## PROBLEM DESCRIPTION
Your job is to return every line of the listing holding the string "http".
____________________
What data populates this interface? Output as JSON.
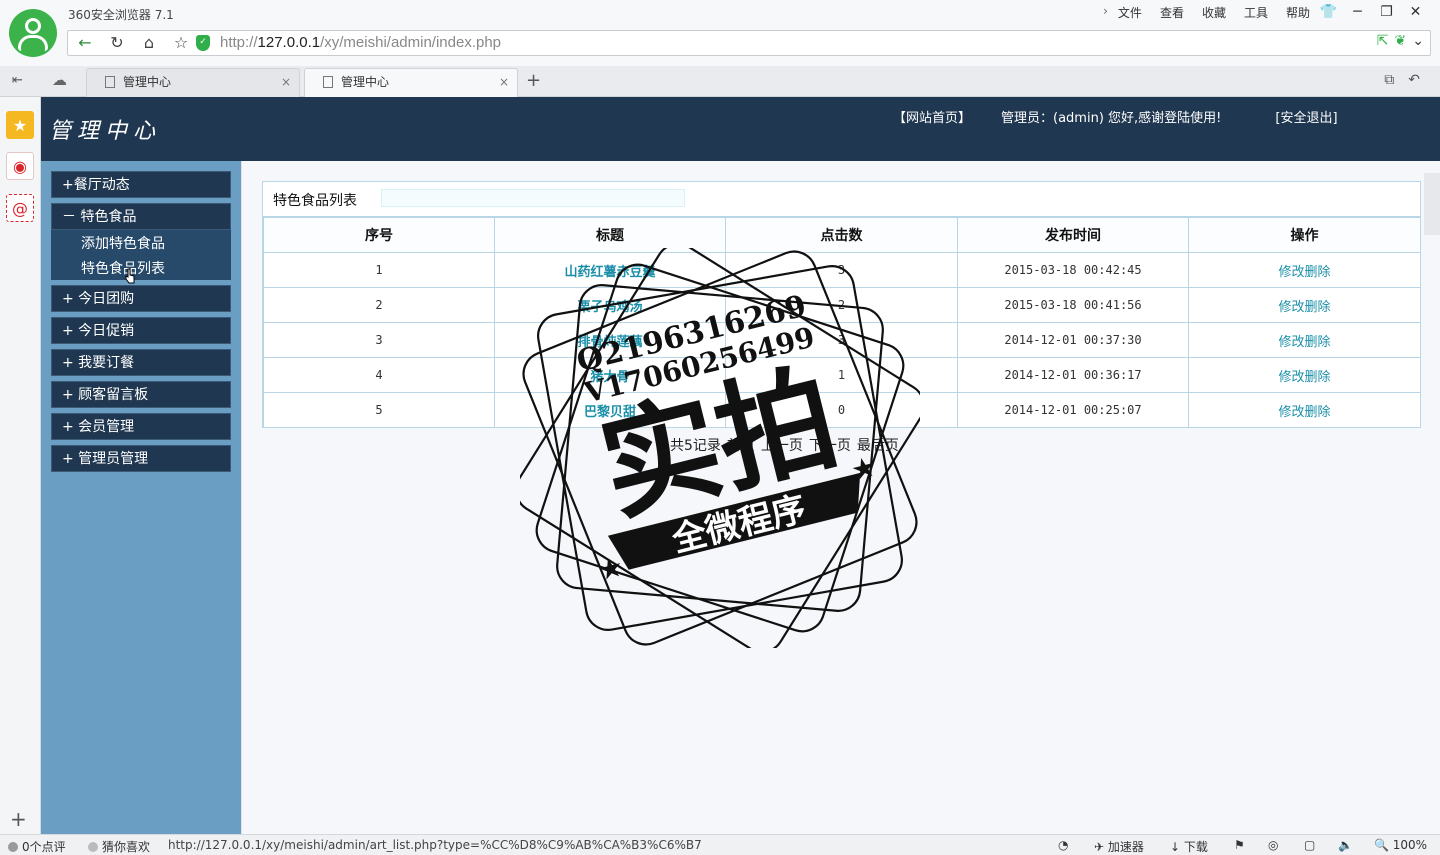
{
  "browser": {
    "app_title": "360安全浏览器 7.1",
    "menu": [
      "文件",
      "查看",
      "收藏",
      "工具",
      "帮助"
    ],
    "url_prefix": "http://",
    "url_host": "127.0.0.1",
    "url_path": "/xy/meishi/admin/index.php",
    "tabs": [
      {
        "label": "管理中心",
        "active": false
      },
      {
        "label": "管理中心",
        "active": true
      }
    ],
    "status_url": "http://127.0.0.1/xy/meishi/admin/art_list.php?type=%CC%D8%C9%AB%CA%B3%C6%B7",
    "status_left1": "0个点评",
    "status_left2": "猜你喜欢",
    "status_accel": "加速器",
    "status_download": "下载",
    "zoom": "100%"
  },
  "header": {
    "brand": "管理中心",
    "home_link": "【网站首页】",
    "admin_text": "管理员：(admin) 您好,感谢登陆使用!",
    "logout": "[安全退出]"
  },
  "nav": {
    "groups": [
      "+餐厅动态",
      "－ 特色食品",
      "+ 今日团购",
      "+ 今日促销",
      "+ 我要订餐",
      "+ 顾客留言板",
      "+ 会员管理",
      "+ 管理员管理"
    ],
    "subitems": [
      "添加特色食品",
      "特色食品列表"
    ]
  },
  "list": {
    "title": "特色食品列表",
    "columns": [
      "序号",
      "标题",
      "点击数",
      "发布时间",
      "操作"
    ],
    "rows": [
      {
        "id": "1",
        "title": "山药红薯赤豆羹",
        "clicks": "3",
        "time": "2015-03-18 00:42:45"
      },
      {
        "id": "2",
        "title": "栗子乌鸡汤",
        "clicks": "2",
        "time": "2015-03-18 00:41:56"
      },
      {
        "id": "3",
        "title": "排骨炖莲藕",
        "clicks": "3",
        "time": "2014-12-01 00:37:30"
      },
      {
        "id": "4",
        "title": "猪大骨",
        "clicks": "1",
        "time": "2014-12-01 00:36:17"
      },
      {
        "id": "5",
        "title": "巴黎贝甜",
        "clicks": "0",
        "time": "2014-12-01 00:25:07"
      }
    ],
    "edit_label": "修改",
    "delete_label": "删除"
  },
  "pager": {
    "total": "共5记录",
    "first": "首页",
    "prev": "上一页",
    "next": "下一页",
    "last": "最后页"
  },
  "watermark": {
    "line1": "Q2196316269",
    "line2": "V17060256499",
    "main": "实拍",
    "ribbon": "全微程序"
  }
}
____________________
## RESULT OF THIS EXERCISE
    "url_prefix": "http://",
    "status_url": "http://127.0.0.1/xy/meishi/admin/art_list.php?type=%CC%D8%C9%AB%CA%B3%C6%B7",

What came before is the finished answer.